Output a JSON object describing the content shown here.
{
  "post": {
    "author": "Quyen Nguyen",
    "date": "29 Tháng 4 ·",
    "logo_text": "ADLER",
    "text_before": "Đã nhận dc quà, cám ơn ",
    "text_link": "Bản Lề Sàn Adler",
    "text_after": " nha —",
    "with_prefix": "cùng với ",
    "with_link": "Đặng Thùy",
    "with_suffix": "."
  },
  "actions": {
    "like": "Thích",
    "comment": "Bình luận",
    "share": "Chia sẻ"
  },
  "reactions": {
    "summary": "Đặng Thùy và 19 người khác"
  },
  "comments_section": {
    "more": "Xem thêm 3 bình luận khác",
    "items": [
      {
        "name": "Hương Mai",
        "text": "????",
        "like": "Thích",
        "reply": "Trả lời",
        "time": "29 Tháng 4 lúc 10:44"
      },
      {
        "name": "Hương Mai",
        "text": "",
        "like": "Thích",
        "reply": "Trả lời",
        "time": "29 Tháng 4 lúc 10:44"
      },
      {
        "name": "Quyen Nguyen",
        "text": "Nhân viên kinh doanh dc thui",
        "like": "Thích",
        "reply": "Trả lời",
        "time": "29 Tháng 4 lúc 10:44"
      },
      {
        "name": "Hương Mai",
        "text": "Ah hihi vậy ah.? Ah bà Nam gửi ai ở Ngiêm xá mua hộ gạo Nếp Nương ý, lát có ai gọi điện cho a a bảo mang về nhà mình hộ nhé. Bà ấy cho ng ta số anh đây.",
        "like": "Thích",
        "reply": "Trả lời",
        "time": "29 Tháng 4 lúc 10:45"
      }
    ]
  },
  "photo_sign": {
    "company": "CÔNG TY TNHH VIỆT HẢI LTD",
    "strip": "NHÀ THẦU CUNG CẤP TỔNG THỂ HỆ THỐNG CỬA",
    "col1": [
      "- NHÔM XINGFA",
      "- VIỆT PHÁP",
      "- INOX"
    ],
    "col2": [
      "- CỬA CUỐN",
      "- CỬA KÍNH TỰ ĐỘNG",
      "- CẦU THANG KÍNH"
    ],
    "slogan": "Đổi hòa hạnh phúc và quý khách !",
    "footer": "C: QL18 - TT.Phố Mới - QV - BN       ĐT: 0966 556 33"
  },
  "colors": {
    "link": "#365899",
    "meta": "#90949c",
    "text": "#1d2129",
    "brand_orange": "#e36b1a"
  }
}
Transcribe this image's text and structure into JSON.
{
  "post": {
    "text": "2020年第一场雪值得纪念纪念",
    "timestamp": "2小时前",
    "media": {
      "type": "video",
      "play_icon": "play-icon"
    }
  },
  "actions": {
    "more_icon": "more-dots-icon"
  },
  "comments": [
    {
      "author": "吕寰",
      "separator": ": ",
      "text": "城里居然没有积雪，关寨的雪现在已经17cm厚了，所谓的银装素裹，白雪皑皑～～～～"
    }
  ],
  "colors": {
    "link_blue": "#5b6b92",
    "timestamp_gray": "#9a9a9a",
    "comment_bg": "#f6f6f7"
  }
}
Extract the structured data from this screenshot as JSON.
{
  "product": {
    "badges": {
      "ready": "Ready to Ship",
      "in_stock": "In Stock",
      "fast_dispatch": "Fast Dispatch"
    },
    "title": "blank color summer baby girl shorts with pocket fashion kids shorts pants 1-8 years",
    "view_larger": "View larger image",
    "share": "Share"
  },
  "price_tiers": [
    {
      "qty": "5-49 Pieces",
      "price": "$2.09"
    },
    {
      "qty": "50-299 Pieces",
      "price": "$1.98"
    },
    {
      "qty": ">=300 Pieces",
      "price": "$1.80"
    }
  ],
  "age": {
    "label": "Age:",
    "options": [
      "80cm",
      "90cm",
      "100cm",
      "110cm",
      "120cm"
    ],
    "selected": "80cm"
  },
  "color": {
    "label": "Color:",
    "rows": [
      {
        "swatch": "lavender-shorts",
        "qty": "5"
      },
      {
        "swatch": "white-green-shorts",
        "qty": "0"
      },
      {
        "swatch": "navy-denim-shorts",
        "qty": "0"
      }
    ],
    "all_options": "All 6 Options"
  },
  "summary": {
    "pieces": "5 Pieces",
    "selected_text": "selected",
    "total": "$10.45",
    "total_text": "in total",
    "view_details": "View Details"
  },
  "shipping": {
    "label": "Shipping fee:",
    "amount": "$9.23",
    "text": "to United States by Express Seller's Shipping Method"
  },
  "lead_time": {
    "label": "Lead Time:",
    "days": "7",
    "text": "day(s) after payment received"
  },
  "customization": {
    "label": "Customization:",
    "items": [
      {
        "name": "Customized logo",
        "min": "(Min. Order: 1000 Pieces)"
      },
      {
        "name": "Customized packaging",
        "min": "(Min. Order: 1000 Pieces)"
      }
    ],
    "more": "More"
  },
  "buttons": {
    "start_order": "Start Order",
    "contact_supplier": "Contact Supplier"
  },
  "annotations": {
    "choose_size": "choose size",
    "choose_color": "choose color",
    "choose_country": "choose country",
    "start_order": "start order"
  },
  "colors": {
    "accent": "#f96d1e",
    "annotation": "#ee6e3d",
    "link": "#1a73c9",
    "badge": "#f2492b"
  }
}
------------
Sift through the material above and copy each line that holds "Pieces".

      "qty": "5-49 Pieces",
      "qty": "50-299 Pieces",
      "qty": ">=300 Pieces",
    "pieces": "5 Pieces",
        "min": "(Min. Order: 1000 Pieces)"
        "min": "(Min. Order: 1000 Pieces)"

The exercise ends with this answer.